Tuesday’s forecast high of 92 degrees could be as cool as it gets in the city for a week, according to the National Weather Service office in Denver. The drought-parched Eastern Plains have a slight of rain, but “precipitation amounts will generally be light,” forecasters said Monday. Western Colorado could see slightly cooler temperatures this week, with highs in the low 80s in Steamboat Springs and Durango, and in the 70s in Aspen, according to the weather service.
All of Colorado remains in a severe, extreme or exceptional drought, according to the federal government’s U.S. Drought Monitor.
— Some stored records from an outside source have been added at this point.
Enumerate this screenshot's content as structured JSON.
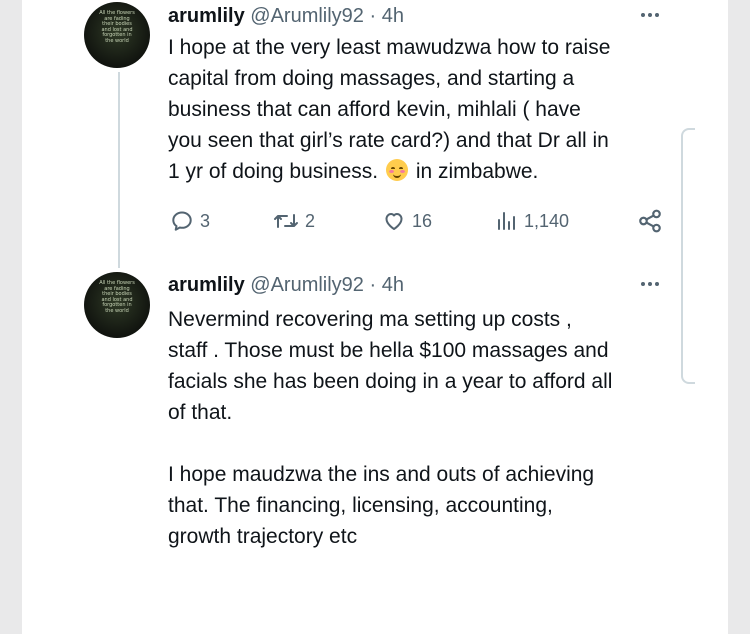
{
  "tweets": [
    {
      "avatar_text": "All the flowers are fading their bodies and lost and forgotten in the world",
      "name": "arumlily",
      "handle": "@Arumlily92",
      "separator": "·",
      "time": "4h",
      "lines": [
        "I hope at the very least mawudzwa how to raise",
        "capital from doing massages, and starting a",
        "business that can afford kevin, mihlali ( have",
        "you seen that girl’s rate card?) and that Dr all in"
      ],
      "last_line_before_emoji": "1 yr of doing business.",
      "emoji": "smiling-face-with-blush-emoji",
      "last_line_after_emoji": "in zimbabwe.",
      "stats": {
        "replies": "3",
        "retweets": "2",
        "likes": "16",
        "views": "1,140"
      }
    },
    {
      "avatar_text": "All the flowers are fading their bodies and lost and forgotten in the world",
      "name": "arumlily",
      "handle": "@Arumlily92",
      "separator": "·",
      "time": "4h",
      "paragraph1": [
        "Nevermind recovering ma setting up costs ,",
        "staff . Those must be hella $100 massages and",
        "facials she has been doing in a year to afford all",
        "of that."
      ],
      "paragraph2": [
        "I hope maudzwa the ins and outs of achieving",
        "that. The financing, licensing, accounting,",
        "growth trajectory etc"
      ]
    }
  ],
  "colors": {
    "text": "#0f1419",
    "secondary": "#536471",
    "divider": "#cfd9de"
  }
}
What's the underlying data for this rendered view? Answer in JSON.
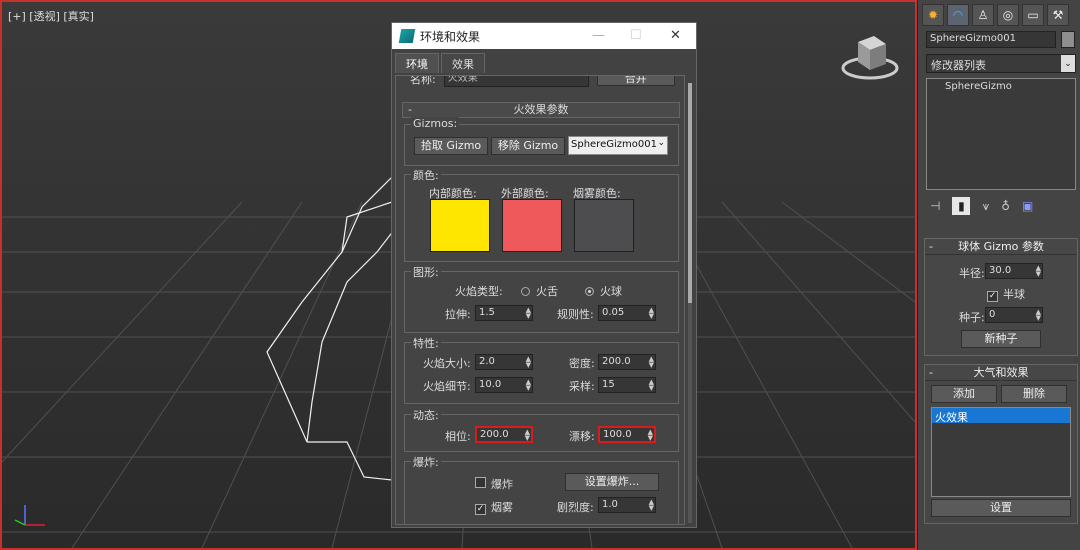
{
  "viewport": {
    "label": "[+] [透视] [真实]"
  },
  "dialog": {
    "title": "环境和效果",
    "tabs": [
      "环境",
      "效果"
    ],
    "top_row": {
      "name_label": "名称:",
      "name_value": "火效果",
      "merge_label": "合并"
    },
    "rollout_title": "火效果参数",
    "gizmos": {
      "label": "Gizmos:",
      "pick_button": "拾取 Gizmo",
      "remove_button": "移除 Gizmo",
      "selected": "SphereGizmo001"
    },
    "colors": {
      "label": "颜色:",
      "inner_label": "内部颜色:",
      "outer_label": "外部颜色:",
      "smoke_label": "烟雾颜色:",
      "inner_color": "#ffe600",
      "outer_color": "#f0595c",
      "smoke_color": "#4d4d4f"
    },
    "shape": {
      "label": "图形:",
      "flame_type_label": "火焰类型:",
      "opt_tendril": "火舌",
      "opt_fireball": "火球",
      "selected": "火球",
      "stretch_label": "拉伸:",
      "stretch_value": "1.5",
      "regularity_label": "规则性:",
      "regularity_value": "0.05"
    },
    "characteristics": {
      "label": "特性:",
      "size_label": "火焰大小:",
      "size_value": "2.0",
      "density_label": "密度:",
      "density_value": "200.0",
      "detail_label": "火焰细节:",
      "detail_value": "10.0",
      "samples_label": "采样:",
      "samples_value": "15"
    },
    "motion": {
      "label": "动态:",
      "phase_label": "相位:",
      "phase_value": "200.0",
      "drift_label": "漂移:",
      "drift_value": "100.0"
    },
    "explosion": {
      "label": "爆炸:",
      "explode_label": "爆炸",
      "explode_checked": false,
      "setup_button": "设置爆炸...",
      "smoke_label": "烟雾",
      "smoke_checked": true,
      "fury_label": "剧烈度:",
      "fury_value": "1.0"
    }
  },
  "cmd_panel": {
    "tabs": [
      "create-icon",
      "modify-icon",
      "hierarchy-icon",
      "motion-icon",
      "display-icon",
      "utilities-icon"
    ],
    "object_name": "SphereGizmo001",
    "object_color": "#8f8f8f",
    "modifier_list": "修改器列表",
    "stack_item": "SphereGizmo",
    "gizmo_rollout": {
      "title": "球体 Gizmo 参数",
      "radius_label": "半径:",
      "radius_value": "30.0",
      "hemisphere_label": "半球",
      "hemisphere_checked": true,
      "seed_label": "种子:",
      "seed_value": "0",
      "new_seed_button": "新种子"
    },
    "atmos_rollout": {
      "title": "大气和效果",
      "add_button": "添加",
      "delete_button": "删除",
      "list_item": "火效果",
      "setup_button": "设置"
    }
  }
}
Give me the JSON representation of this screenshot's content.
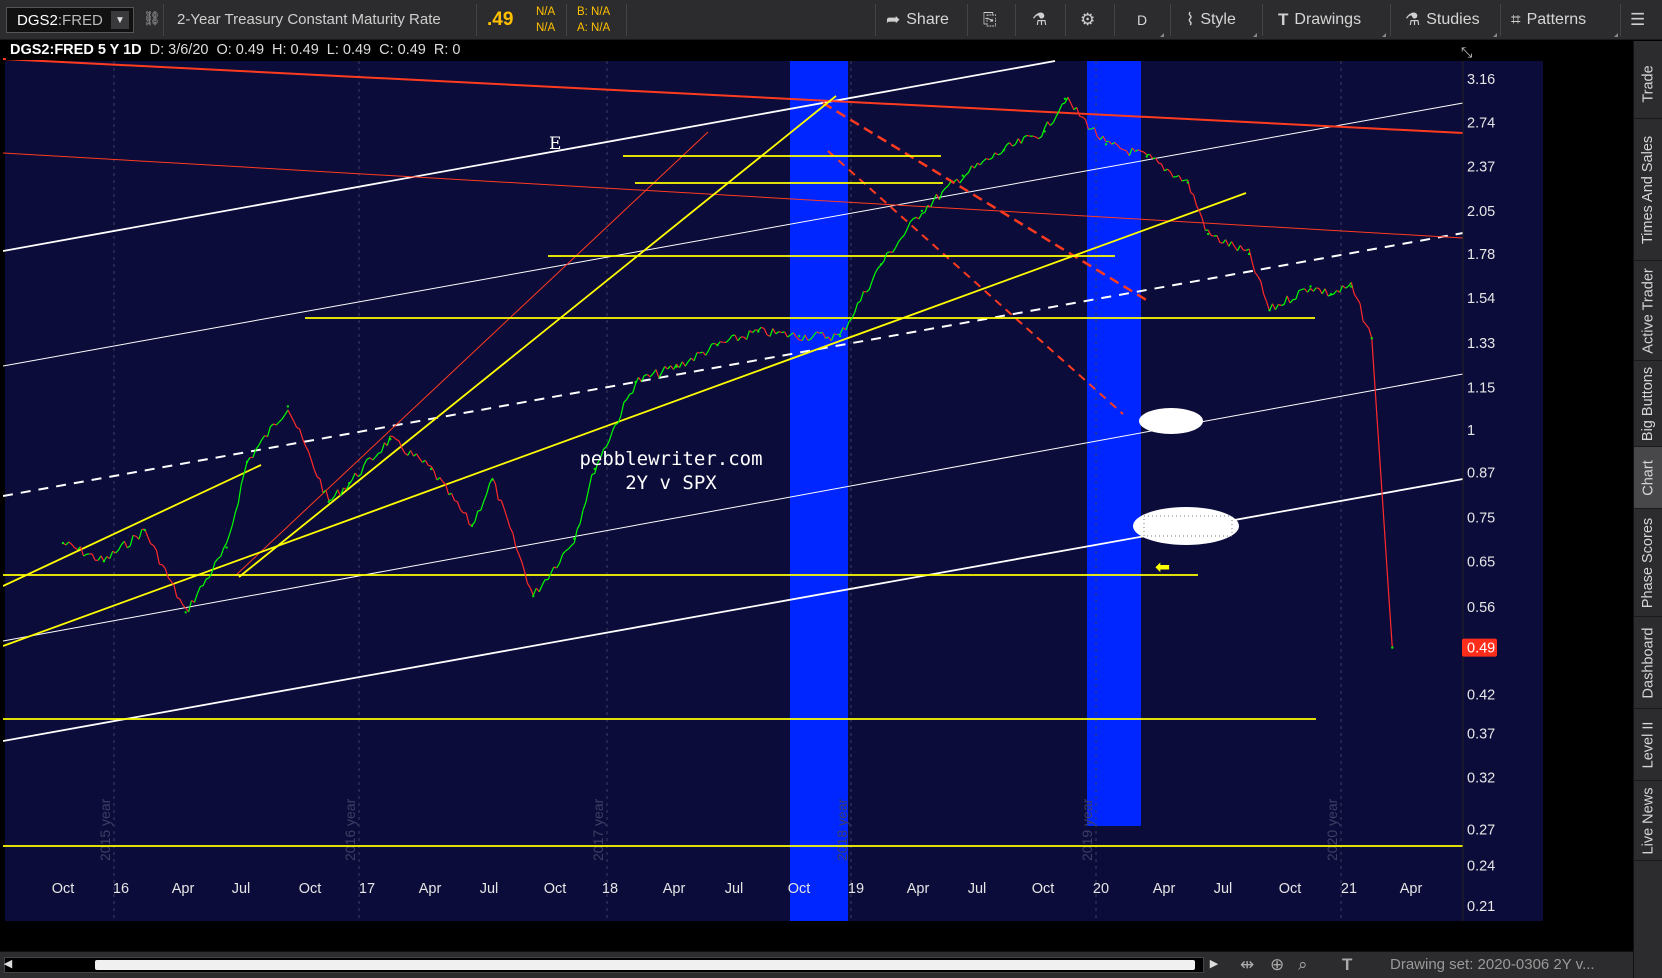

After the hottest July on record in Denver, when temperatures were 4.7 degrees hotter than usual, August so far is 2.7 degrees above average.
More Northern Integrated Supply Project coverage here and here.
The Arkansas Basin Roundtable has scheduled a Water Supply Reserve Account grant workshop at 2 p.m. Wednesday at the Colorado State University-Pueblo Occhiato Student Center.
The roundtable group will hold a meeting before the workshop. That meet is set for 12:30 p.m.
The Colorado Water Conservation Board and CDM Smith consultants will explain the procedures and review and approval processes for obtaining and managing a grant. Grants are funded by state mineral severance taxes.
…first they will hear a presentation from Tom Ullman of the Farnsworth Group about the city’s water fund resources, commitments and likely future expenditure requirements. Ullman conducted a recent water rate study for the city.
His presentation in late April showed his study indicated the city likely would need to increase water and sewer rates in coming years just to keep up with operation and maintenance costs, let alone pay for new infrastructure projects, such as the Northern Integrated Supply Project and stormwater drainage projects. The council did recently approve higher sewer rates.